Note how many lines of the data below hold the word "icon", then give that number with no other text.

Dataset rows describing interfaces
*** Block opens ***
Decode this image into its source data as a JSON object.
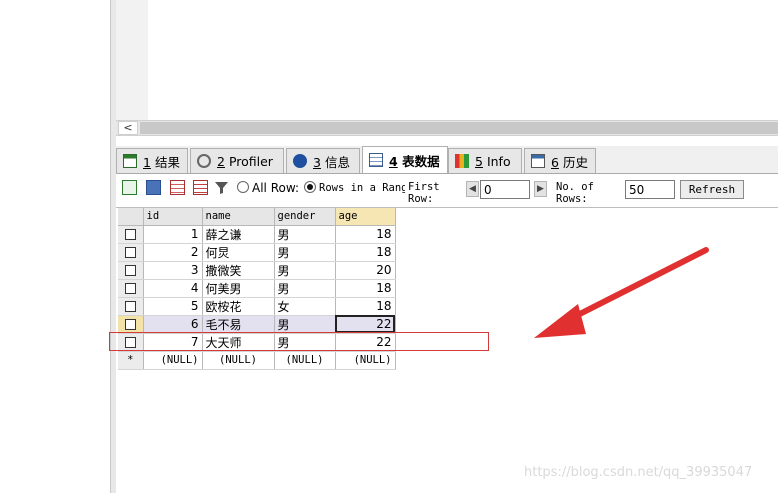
{
  "tabs": [
    {
      "num": "1",
      "label": "结果",
      "icon": "grid-result-icon"
    },
    {
      "num": "2",
      "label": "Profiler",
      "icon": "profiler-icon"
    },
    {
      "num": "3",
      "label": "信息",
      "icon": "info-icon"
    },
    {
      "num": "4",
      "label": "表数据",
      "icon": "table-data-icon"
    },
    {
      "num": "5",
      "label": "Info",
      "icon": "chart-info-icon"
    },
    {
      "num": "6",
      "label": "历史",
      "icon": "calendar-history-icon"
    }
  ],
  "toolbar": {
    "radio_all": "All Row:",
    "radio_range": "Rows in a Range",
    "first_row_label_1": "First",
    "first_row_label_2": "Row:",
    "first_row_value": "0",
    "rows_label_1": "No. of",
    "rows_label_2": "Rows:",
    "rows_value": "50",
    "refresh_label": "Refresh"
  },
  "grid": {
    "columns": [
      "id",
      "name",
      "gender",
      "age"
    ],
    "rows": [
      {
        "id": "1",
        "name": "薛之谦",
        "gender": "男",
        "age": "18"
      },
      {
        "id": "2",
        "name": "何炅",
        "gender": "男",
        "age": "18"
      },
      {
        "id": "3",
        "name": "撒微笑",
        "gender": "男",
        "age": "20"
      },
      {
        "id": "4",
        "name": "何美男",
        "gender": "男",
        "age": "18"
      },
      {
        "id": "5",
        "name": "欧桉花",
        "gender": "女",
        "age": "18"
      },
      {
        "id": "6",
        "name": "毛不易",
        "gender": "男",
        "age": "22"
      },
      {
        "id": "7",
        "name": "大天师",
        "gender": "男",
        "age": "22"
      }
    ],
    "null_marker": "*",
    "null_value": "(NULL)"
  },
  "watermark": "https://blog.csdn.net/qq_39935047",
  "colors": {
    "annotation": "#e03030",
    "highlight_row": "#e3e1f0",
    "sort_header": "#f6e6b4"
  }
}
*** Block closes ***
• Exercise solution
6